● DIRECTIONS: Hunt through the entries for the word "JSON" and copy each line in which it appears.

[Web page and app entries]
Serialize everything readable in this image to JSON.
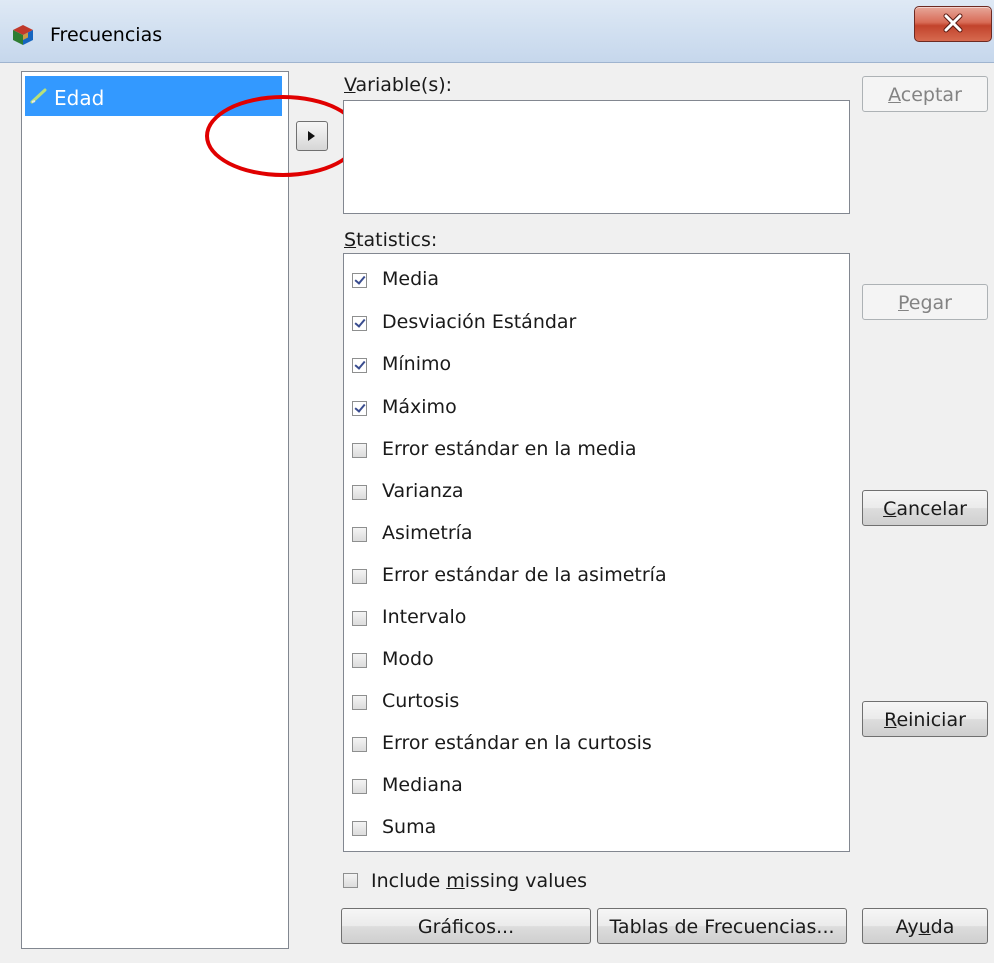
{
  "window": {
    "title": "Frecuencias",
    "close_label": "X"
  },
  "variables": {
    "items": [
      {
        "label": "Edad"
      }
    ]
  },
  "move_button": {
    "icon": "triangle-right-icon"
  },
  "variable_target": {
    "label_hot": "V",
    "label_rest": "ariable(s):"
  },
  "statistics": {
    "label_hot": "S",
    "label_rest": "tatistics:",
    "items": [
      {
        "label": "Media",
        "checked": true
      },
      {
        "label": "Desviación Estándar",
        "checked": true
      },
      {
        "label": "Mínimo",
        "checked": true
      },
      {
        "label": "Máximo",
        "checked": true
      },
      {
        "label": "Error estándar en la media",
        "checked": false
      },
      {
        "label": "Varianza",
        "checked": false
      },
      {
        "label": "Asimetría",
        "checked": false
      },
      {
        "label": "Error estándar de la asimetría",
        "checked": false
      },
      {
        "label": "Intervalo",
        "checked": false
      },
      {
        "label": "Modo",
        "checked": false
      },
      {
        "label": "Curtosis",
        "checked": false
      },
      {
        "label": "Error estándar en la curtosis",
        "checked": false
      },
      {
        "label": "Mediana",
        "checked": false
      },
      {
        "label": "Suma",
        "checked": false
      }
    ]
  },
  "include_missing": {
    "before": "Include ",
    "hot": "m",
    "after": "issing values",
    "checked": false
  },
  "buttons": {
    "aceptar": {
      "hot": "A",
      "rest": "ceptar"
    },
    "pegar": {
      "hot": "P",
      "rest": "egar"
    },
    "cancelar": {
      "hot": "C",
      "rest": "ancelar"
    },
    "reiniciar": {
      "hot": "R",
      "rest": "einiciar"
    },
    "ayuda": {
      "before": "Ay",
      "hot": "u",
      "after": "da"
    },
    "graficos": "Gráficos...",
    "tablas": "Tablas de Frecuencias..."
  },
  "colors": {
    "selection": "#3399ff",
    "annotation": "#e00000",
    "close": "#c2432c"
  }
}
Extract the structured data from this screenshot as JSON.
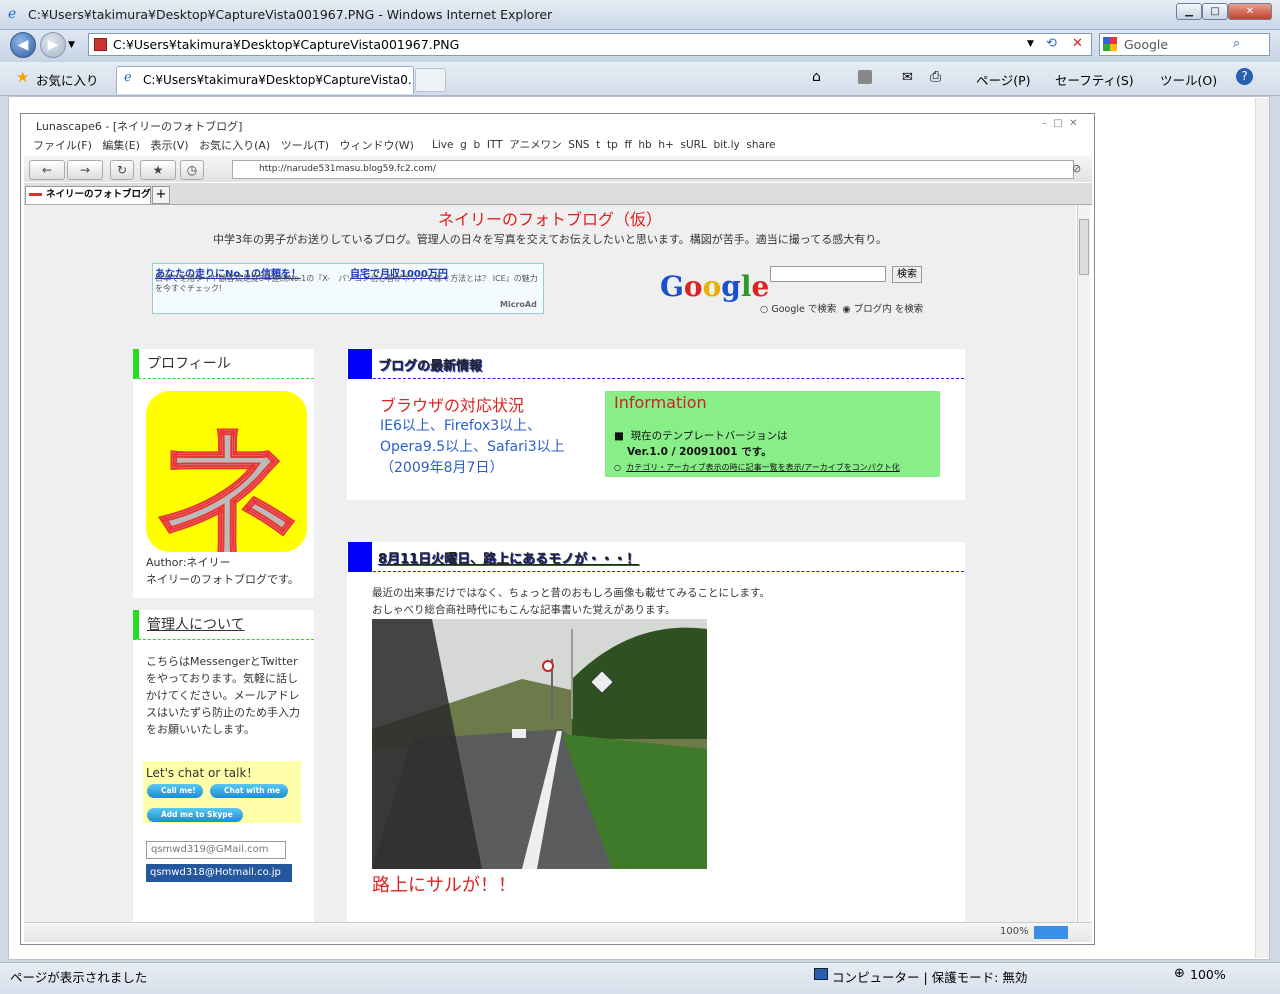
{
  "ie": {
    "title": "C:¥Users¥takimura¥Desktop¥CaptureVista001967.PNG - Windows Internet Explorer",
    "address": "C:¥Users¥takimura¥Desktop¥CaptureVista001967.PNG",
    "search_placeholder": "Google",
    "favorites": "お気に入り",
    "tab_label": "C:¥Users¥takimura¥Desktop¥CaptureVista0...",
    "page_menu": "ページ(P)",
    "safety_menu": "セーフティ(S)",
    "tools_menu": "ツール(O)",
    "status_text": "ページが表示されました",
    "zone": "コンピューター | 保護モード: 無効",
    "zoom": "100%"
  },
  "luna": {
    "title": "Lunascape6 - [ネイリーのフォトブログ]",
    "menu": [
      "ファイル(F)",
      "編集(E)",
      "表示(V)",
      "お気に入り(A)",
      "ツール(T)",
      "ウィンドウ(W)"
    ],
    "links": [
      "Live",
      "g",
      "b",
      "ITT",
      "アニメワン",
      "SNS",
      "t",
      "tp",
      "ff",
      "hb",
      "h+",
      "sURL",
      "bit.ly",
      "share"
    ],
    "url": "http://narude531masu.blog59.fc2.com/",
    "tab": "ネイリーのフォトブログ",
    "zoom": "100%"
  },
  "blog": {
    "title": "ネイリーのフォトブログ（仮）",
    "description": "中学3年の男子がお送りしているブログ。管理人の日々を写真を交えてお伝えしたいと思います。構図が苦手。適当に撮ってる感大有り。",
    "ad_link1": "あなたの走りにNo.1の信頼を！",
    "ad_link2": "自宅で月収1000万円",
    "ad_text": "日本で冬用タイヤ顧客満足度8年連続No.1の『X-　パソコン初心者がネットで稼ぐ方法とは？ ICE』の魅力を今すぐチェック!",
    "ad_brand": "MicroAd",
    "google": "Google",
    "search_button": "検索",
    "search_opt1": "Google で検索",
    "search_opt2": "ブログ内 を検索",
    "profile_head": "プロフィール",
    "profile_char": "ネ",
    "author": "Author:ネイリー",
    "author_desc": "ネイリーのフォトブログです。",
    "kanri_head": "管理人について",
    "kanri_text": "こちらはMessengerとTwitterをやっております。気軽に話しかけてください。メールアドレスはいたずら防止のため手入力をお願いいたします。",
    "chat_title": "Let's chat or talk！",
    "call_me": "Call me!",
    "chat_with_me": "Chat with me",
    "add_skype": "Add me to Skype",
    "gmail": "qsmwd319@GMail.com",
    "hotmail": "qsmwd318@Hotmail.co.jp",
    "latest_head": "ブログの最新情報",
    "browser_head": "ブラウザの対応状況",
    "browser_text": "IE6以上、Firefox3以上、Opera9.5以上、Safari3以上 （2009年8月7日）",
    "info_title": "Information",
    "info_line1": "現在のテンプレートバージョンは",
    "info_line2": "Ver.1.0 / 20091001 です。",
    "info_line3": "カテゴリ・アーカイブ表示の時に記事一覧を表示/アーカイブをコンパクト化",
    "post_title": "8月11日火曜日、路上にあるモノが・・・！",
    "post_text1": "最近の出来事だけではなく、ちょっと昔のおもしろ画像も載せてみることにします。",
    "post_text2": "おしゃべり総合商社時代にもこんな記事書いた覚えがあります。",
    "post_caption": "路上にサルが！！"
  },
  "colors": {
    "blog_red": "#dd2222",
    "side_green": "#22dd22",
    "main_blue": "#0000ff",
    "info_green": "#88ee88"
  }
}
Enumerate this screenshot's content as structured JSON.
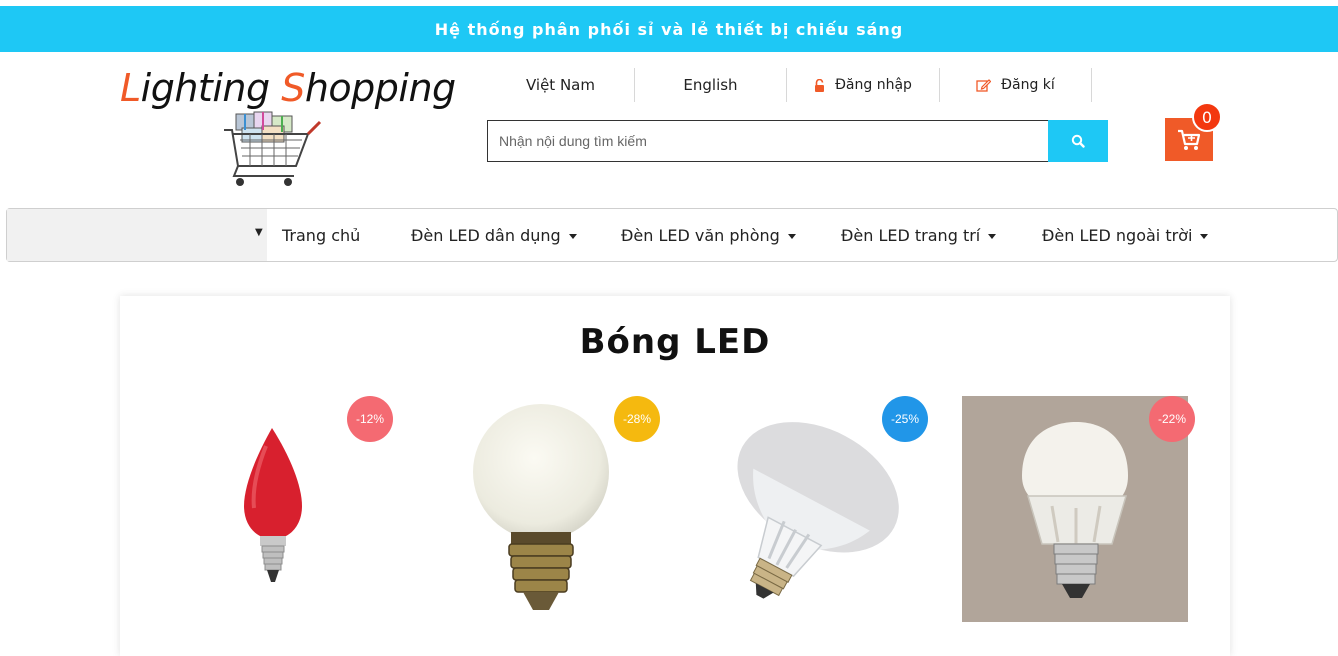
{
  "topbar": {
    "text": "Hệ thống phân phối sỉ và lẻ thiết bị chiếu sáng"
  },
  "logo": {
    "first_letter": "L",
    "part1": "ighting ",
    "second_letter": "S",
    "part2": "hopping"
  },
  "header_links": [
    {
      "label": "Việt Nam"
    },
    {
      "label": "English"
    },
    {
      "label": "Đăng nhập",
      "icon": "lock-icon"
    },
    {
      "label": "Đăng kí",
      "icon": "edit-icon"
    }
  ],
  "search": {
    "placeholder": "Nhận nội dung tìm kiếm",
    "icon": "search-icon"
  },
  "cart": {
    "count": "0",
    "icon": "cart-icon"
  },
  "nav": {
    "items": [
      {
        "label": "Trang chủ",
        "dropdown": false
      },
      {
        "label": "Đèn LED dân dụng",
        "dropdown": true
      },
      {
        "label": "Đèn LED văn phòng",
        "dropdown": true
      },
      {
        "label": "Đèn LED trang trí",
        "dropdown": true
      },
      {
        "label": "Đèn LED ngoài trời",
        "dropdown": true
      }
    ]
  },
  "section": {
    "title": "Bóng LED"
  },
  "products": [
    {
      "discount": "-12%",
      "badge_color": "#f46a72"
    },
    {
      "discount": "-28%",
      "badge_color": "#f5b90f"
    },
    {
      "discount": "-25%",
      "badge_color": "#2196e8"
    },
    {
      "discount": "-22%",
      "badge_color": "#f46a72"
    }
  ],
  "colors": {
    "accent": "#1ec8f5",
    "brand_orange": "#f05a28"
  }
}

● THE COMPLETED TASK:
Serialize everything readable in this image to JSON.
Extract the structured data from this screenshot as JSON.
Enumerate this screenshot's content as structured JSON.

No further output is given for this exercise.